One day, when I was scrolling through Tumblr, I saw that someone had posted about a feminist, intersectional, and female driven alternative to Lord of the Flies. I have heard of Libba Bray’s novel Beauty Queens before, whether it was in YouTube videos about suggested YA books, from friends and peers, or seeing the book in stores, always picking it up and putting it back down for some reason. I’m not sure if it was the cover of the book that initially turned me off – which is definitely a possibility, considering my weird aversion to books with photographed models on the cover – but when I saw this post and the nuanced expansion on the characterization and plot, I decided it was finally time to give it a whirl. And DANG, am I glad I did.

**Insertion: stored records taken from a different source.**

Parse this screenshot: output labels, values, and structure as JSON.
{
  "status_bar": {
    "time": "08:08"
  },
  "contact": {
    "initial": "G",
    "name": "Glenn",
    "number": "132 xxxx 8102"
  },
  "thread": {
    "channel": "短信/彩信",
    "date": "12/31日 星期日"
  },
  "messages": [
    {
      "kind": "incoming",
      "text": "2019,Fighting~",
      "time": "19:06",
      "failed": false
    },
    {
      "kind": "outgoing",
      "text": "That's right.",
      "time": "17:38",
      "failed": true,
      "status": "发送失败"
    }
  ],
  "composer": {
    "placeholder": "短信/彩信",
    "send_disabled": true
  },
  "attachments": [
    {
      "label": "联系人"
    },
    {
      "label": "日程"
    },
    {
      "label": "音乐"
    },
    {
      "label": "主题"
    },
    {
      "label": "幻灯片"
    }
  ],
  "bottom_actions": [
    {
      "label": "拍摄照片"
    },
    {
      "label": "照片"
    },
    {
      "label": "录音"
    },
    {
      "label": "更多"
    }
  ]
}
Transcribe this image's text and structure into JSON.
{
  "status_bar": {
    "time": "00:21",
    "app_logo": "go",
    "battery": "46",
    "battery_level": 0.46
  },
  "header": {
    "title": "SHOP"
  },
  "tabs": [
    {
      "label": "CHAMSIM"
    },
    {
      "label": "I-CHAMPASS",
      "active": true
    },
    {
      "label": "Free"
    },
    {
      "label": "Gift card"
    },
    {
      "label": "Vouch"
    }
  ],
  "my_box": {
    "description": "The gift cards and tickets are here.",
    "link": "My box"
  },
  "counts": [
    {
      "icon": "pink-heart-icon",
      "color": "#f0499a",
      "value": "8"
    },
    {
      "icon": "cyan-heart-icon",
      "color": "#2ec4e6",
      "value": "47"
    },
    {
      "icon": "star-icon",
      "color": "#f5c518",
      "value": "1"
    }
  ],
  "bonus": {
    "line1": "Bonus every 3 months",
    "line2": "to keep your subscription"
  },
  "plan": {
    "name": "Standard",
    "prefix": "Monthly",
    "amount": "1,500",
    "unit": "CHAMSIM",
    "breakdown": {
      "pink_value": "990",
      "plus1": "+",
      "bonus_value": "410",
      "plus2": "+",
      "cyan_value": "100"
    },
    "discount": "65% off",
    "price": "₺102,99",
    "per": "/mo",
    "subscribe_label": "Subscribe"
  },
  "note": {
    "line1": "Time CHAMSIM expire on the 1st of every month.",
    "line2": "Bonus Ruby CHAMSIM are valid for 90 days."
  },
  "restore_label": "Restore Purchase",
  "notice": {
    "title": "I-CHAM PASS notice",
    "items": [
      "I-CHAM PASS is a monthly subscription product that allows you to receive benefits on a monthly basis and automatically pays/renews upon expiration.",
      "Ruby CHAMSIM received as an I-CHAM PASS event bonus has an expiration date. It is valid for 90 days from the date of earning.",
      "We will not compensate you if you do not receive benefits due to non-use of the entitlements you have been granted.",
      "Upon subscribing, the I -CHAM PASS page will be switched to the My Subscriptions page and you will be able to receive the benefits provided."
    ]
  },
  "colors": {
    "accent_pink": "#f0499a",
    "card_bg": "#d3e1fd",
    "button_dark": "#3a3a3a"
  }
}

This novel has a very simple premise: much like Lord of the Flies, a plane crashes on an island and the teenage passengers are forced with the task of creating their own method of survival. But as the title suggests, these aren’t typical teenagers, but contestants for the Miss Teen Dream beauty pageant. With the typical image of teenage beauty pageant contestants being rich and vapid white girls competing for the ultimate status of beauty and adoration, Bray sets up a completely misguided expectation for the reader. While there are definitely some aspects of these girls’ personalities that fit into the beauty queen stereotype, such as being obsessed with makeup and glamour, the group of girls depicted in this novel is diverse, smart, intersectional, and feminist as shit. From the devoted contestant who wants to use her first place winnings for a spot in medical school, to the former member of a beloved boy band who is transitioning and working to prove that there is no single way to define womanhood, Bray gives the reader a number of perspectives that these women use to tackle their situation and overcome expectations from the pageant’s sponsor, The Corporation.

Within this group of about twelve remaining constants who survive the plane crash, there are representations for the LGBTQ+ community, the deaf community, women of color, class differences, and so many more. And unlike some media that offer these platforms of representation, Bray’s novel achieves these storylines without it feeling like a forced attempt to include “other” perspectives for the sake of being diverse. Ideas of the patriarchy are constantly being challenged in this story, as the women use their situation as a way to prove they can make an effectively functioning civilization for themselves without the presence of any men. The girls discover that all of their own personal experiences have garnered different types of skills that attribute to their survival in unique and important ways. They even discuss how they hope to make the ideas they have while on the island a reality when they return home, such as starting GirlCon (which I totally wish was a thing), establishing their own pharmaceutical company, and exposing the corrupt institution that is The Corporation.

And if the intricate use of characterization and gripping, suspenseful plotline doesn’t pull you in from the beginning – which would really surprise me – you will at least be sure to laugh out loud while reading this novel. Bray brilliantly uses the expected speech and jargon of these beauty pageant contestants to make the dialogue believable, as well as the perfect amount of ridiculous. The line “Oh my gosh, Miss Delaware just died,” while Miss Texas rattles on about Jesus being her co-pilot still gets me every time.

This novel really has it all, which is to say it has so much more than Lord of the Flies. If I had read this book in high school, I may have actually put more effort into taking notes, fulfilling essay prompts, and participating in class discussions. I mean, which would you prefer: talking about how that one kid named himself king of the fuckboys with a pig’s head (or something like that, I clearly repressed all memories of this book), or having a chat about a bunch of girls who had a world’s worth of different experiences that attributed to them being able to survive on a deserted island… and one with half an airplane tray lodged in her forehead? I’m telling you, this book is incredible.